▸ Entries shown
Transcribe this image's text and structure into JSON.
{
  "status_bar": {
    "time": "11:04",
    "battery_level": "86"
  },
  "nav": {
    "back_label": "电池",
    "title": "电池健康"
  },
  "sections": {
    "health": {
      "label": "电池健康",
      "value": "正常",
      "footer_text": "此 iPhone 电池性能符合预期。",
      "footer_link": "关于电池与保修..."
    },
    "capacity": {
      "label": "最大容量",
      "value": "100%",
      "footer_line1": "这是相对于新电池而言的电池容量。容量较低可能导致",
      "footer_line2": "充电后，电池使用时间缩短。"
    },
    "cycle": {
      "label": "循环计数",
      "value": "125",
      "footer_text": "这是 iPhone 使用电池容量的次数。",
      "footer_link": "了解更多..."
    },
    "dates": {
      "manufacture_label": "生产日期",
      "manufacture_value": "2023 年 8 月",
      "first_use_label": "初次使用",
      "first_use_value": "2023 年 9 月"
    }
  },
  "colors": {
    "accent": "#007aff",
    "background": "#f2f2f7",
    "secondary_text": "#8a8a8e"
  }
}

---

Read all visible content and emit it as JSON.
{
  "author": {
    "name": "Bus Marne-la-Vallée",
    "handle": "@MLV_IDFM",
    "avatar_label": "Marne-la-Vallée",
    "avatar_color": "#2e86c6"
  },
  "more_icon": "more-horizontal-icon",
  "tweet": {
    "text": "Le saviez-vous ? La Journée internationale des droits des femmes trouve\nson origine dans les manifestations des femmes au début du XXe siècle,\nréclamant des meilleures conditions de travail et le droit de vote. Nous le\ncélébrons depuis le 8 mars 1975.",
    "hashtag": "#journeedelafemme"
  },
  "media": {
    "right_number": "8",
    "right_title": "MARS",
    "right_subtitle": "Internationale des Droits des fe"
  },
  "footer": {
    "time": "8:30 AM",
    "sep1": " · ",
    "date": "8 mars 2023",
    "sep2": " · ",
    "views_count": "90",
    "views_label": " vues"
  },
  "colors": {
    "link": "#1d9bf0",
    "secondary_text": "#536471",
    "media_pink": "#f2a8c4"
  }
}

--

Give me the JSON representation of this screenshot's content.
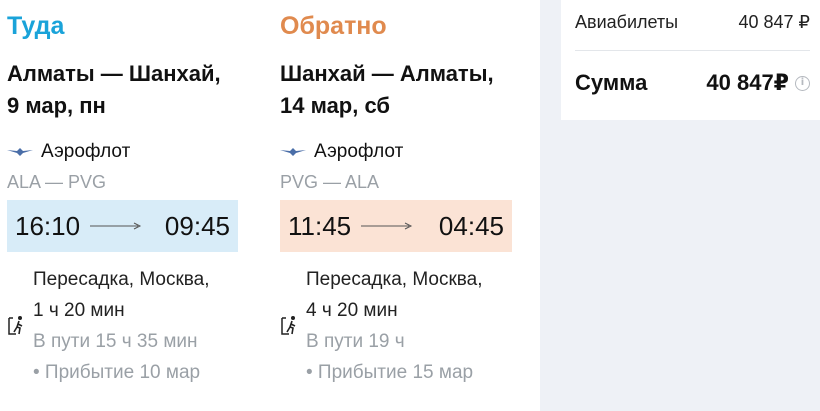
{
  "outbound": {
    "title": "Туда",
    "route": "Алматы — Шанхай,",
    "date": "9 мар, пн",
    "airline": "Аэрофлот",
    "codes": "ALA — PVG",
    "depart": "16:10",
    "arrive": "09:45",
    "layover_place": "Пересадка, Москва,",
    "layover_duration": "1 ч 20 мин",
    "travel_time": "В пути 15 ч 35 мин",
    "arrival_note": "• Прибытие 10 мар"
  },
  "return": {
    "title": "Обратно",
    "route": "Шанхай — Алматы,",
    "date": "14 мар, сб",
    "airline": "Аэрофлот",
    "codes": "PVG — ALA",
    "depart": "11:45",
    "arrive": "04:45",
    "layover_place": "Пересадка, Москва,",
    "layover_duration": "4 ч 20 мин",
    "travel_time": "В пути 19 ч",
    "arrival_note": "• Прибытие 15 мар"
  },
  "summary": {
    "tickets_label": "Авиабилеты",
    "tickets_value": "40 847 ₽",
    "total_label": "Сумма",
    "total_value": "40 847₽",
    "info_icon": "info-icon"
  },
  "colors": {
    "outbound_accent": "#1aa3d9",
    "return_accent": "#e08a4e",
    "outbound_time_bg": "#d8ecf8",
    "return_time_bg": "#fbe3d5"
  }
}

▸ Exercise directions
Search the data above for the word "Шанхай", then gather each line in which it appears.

▸ The completed task
    "route": "Алматы — Шанхай,",
    "route": "Шанхай — Алматы,",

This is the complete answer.